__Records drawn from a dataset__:
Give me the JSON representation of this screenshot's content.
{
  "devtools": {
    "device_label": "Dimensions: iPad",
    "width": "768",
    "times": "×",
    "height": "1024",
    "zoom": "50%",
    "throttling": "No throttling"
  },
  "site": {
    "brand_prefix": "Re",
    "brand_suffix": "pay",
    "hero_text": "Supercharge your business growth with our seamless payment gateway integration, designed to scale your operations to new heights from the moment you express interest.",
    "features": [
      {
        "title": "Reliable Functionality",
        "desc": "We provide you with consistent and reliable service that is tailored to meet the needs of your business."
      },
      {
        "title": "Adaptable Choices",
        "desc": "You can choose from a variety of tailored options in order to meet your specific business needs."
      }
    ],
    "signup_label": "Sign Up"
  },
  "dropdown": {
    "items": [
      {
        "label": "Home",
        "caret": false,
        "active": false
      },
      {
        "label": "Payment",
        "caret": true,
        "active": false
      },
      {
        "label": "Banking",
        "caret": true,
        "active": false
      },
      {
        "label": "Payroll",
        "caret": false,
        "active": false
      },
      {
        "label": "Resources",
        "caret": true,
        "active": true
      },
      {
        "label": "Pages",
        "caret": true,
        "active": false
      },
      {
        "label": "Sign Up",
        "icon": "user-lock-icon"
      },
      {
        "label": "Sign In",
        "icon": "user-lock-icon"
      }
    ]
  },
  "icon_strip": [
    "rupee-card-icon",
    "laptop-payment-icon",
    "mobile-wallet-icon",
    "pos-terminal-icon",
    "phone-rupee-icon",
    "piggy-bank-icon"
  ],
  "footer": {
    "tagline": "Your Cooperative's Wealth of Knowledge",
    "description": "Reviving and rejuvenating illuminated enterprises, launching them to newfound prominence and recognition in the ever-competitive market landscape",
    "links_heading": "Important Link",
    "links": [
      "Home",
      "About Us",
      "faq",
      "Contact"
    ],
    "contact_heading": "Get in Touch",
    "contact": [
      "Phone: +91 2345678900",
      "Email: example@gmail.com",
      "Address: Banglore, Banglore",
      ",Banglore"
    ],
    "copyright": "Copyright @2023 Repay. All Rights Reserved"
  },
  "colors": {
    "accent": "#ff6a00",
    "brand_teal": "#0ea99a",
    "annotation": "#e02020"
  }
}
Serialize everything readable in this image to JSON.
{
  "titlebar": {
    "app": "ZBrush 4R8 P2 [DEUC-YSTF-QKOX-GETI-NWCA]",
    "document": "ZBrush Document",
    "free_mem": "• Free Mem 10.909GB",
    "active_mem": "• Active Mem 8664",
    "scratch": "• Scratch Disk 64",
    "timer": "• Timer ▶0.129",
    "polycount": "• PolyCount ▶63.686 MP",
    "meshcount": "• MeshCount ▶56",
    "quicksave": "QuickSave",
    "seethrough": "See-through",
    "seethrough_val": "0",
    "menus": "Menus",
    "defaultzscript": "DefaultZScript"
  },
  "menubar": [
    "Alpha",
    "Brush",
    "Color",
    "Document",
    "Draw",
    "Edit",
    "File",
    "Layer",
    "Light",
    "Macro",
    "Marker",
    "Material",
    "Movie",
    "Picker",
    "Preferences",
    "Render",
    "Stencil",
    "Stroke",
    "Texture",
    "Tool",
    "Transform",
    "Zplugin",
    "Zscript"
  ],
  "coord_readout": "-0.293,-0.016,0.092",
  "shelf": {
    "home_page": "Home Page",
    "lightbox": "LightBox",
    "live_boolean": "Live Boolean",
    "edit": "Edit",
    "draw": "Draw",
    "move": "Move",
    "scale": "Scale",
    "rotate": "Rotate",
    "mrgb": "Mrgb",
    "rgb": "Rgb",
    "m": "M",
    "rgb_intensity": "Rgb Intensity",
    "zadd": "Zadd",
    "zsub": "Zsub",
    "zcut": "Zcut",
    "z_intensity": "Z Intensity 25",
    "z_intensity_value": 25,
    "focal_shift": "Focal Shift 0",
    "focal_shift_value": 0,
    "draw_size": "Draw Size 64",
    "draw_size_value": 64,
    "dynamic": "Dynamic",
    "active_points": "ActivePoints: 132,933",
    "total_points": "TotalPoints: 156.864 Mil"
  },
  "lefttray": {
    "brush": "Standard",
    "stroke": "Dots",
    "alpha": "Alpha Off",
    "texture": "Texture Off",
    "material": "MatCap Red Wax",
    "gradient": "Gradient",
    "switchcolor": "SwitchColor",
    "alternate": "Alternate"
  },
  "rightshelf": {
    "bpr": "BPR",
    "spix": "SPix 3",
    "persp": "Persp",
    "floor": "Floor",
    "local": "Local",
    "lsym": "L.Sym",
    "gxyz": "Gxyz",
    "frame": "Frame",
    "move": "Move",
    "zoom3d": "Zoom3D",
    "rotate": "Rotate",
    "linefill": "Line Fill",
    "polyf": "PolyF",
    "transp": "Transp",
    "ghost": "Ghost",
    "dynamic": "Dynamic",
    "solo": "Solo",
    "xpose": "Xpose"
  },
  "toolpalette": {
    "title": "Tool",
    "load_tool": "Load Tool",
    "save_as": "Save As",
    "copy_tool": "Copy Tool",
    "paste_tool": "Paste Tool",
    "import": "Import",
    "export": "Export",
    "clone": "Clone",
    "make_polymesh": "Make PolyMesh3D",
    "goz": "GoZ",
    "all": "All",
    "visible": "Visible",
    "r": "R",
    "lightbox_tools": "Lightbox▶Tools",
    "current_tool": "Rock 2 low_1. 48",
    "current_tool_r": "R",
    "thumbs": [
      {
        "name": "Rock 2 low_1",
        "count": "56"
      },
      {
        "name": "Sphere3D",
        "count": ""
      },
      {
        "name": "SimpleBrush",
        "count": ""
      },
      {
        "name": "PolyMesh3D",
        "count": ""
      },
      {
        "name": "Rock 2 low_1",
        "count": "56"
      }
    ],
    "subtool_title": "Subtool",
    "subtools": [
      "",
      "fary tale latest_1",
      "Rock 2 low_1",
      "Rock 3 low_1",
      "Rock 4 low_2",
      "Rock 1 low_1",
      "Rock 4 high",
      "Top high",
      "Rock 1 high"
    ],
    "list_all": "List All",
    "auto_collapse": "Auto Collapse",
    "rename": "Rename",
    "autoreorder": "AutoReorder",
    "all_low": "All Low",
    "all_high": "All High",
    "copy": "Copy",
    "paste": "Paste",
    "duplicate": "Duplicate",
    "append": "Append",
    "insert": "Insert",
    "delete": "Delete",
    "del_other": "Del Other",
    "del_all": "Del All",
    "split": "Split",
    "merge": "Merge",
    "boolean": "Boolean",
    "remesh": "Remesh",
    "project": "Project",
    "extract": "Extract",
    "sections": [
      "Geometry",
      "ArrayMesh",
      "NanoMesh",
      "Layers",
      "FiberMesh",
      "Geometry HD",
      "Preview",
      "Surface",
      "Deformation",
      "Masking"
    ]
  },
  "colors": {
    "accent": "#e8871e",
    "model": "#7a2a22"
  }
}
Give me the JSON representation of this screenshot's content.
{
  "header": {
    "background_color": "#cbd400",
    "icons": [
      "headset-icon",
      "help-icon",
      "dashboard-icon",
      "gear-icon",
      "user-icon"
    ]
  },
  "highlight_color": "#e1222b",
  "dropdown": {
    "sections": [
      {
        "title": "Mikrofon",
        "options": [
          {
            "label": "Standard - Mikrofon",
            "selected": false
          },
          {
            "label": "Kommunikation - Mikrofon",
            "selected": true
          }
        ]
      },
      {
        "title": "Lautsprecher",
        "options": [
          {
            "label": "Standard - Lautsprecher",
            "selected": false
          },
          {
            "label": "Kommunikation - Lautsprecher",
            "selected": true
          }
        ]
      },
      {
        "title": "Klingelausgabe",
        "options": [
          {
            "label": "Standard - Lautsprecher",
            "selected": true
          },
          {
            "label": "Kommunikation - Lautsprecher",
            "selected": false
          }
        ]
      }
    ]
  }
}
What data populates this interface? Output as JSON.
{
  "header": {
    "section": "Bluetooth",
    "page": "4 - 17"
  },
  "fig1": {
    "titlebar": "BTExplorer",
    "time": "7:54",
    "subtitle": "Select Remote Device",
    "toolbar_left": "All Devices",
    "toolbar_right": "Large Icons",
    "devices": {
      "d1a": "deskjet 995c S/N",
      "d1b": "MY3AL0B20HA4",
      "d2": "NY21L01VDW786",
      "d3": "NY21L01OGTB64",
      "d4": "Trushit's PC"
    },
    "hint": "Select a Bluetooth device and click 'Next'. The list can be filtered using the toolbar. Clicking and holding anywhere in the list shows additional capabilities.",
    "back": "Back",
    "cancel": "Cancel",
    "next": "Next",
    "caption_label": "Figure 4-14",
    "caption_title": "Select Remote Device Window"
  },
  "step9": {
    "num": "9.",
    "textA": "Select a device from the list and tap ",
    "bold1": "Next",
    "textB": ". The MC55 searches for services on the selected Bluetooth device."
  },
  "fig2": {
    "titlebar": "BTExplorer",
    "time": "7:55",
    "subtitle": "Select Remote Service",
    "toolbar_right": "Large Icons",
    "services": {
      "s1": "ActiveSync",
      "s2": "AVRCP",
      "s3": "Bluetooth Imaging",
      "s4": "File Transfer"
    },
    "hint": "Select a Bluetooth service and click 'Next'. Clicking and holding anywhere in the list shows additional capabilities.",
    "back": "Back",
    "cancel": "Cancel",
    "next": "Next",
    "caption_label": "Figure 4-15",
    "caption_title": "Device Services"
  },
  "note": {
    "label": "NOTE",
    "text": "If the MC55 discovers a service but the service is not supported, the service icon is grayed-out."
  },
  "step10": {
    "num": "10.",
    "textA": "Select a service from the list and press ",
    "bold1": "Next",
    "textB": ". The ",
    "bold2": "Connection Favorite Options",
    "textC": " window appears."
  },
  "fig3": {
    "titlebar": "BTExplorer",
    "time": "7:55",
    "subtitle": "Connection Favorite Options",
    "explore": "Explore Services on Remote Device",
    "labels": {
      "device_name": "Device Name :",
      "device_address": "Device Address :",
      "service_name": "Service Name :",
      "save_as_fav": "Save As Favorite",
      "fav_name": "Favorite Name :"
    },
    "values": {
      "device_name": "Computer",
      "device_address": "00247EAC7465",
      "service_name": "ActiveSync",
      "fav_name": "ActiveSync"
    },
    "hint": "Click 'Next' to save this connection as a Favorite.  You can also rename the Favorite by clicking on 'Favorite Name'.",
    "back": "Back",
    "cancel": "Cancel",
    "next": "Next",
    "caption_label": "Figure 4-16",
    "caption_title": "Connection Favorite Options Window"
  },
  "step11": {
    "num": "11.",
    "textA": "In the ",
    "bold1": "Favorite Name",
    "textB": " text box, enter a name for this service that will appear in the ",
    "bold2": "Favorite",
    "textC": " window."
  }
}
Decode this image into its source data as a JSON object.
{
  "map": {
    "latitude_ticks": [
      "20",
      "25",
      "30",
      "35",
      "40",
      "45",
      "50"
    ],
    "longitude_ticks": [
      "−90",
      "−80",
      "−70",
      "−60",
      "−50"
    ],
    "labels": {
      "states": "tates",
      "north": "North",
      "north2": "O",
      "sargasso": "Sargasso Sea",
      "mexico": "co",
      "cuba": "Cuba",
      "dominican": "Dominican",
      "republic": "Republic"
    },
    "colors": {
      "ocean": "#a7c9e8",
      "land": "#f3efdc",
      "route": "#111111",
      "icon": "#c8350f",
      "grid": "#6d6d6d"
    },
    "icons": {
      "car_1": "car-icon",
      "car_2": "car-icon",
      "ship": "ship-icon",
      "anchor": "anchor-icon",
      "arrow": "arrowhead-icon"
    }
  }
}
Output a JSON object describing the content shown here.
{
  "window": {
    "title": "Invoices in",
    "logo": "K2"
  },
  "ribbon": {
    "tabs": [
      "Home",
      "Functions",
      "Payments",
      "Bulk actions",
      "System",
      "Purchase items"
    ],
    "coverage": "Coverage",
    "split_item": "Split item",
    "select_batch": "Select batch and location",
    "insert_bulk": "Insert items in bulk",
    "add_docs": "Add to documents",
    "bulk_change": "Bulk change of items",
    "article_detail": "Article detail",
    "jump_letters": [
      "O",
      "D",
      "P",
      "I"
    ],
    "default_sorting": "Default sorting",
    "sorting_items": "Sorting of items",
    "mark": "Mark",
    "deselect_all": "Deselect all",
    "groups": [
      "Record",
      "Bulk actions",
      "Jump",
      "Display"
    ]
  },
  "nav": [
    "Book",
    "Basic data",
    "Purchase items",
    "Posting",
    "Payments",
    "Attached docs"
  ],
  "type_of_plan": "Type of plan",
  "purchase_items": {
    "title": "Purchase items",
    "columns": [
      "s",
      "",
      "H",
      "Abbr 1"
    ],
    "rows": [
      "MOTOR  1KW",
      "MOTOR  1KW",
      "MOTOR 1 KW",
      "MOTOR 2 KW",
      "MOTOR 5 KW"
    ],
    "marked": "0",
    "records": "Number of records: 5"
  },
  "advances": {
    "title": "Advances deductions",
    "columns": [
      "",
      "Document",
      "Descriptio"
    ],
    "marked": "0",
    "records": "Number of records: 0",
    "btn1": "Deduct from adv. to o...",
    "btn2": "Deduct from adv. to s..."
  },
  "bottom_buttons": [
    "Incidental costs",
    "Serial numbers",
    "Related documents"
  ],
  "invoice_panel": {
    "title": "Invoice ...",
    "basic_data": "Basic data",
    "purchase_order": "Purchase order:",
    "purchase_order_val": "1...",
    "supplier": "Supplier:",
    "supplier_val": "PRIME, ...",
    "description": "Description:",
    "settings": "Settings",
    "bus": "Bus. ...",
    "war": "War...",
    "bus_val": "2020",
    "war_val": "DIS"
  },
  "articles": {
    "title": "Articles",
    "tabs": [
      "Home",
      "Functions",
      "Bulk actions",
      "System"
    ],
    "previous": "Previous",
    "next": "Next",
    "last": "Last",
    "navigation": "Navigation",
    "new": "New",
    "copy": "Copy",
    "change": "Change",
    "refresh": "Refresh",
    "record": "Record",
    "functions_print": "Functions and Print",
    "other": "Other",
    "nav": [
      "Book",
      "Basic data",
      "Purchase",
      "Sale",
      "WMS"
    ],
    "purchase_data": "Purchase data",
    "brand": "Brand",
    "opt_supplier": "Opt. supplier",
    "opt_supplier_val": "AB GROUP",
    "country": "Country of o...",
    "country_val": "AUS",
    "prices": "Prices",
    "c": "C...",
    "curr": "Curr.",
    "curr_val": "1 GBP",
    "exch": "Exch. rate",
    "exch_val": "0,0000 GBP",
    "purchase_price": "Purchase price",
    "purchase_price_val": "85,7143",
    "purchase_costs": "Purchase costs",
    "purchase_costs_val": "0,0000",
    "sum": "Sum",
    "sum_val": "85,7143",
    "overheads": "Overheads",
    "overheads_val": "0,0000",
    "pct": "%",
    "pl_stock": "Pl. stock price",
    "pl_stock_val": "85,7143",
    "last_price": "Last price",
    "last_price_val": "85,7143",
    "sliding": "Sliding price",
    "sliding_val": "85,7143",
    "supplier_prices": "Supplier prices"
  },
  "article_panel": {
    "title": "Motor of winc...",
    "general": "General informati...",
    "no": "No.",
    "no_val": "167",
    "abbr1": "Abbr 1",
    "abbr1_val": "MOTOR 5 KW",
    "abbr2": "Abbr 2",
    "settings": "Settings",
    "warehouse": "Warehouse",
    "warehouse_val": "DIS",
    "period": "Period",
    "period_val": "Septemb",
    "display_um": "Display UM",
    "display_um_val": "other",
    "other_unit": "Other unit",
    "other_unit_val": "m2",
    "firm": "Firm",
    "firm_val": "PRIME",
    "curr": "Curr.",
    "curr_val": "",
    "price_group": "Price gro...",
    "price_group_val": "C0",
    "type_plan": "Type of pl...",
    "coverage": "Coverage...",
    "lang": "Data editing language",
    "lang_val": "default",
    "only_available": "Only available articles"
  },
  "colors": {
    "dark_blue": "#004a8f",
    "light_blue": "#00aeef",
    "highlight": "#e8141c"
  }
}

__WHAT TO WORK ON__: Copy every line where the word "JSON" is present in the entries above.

__REPLY__:
Give me the JSON representation of this screenshot's content.
Serialize everything readable in this image to JSON.
Give me the JSON representation of this screenshot's content.
What data populates this interface? Output as JSON.
Decode this image into its source data as a JSON object.
Output a JSON object describing the content shown here.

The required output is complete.